What needs to be done
You are asked to filter the data below and copy every line holding "here".

(Page and application data records)
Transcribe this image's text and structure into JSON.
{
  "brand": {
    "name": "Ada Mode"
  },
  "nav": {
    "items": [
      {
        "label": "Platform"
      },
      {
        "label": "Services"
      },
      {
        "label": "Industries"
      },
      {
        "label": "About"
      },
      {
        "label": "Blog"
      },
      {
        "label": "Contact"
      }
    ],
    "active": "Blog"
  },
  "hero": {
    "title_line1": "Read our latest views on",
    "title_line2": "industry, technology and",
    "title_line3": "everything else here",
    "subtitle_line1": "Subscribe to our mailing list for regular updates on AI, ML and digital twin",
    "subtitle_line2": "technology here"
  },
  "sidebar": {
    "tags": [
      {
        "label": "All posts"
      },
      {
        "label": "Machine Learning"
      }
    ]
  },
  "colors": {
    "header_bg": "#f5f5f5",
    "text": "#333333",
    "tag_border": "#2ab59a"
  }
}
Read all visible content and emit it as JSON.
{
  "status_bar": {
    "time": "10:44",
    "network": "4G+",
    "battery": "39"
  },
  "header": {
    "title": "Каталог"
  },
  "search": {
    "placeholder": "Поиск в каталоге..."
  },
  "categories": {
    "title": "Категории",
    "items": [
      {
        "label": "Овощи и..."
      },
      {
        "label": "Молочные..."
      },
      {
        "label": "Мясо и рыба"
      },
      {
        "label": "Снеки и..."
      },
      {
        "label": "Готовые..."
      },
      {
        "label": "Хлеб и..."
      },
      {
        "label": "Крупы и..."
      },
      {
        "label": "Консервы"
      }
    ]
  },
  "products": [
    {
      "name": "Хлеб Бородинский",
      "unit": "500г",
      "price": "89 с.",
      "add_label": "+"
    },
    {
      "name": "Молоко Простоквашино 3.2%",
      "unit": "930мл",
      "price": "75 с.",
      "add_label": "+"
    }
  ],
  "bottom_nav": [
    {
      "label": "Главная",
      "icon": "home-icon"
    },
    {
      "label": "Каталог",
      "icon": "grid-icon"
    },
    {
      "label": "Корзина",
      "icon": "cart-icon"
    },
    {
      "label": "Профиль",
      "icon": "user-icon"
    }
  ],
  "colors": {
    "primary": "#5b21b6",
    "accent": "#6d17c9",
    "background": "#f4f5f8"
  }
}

Exercise result
    "title_line3": "everything else here",
    "subtitle_line2": "technology here"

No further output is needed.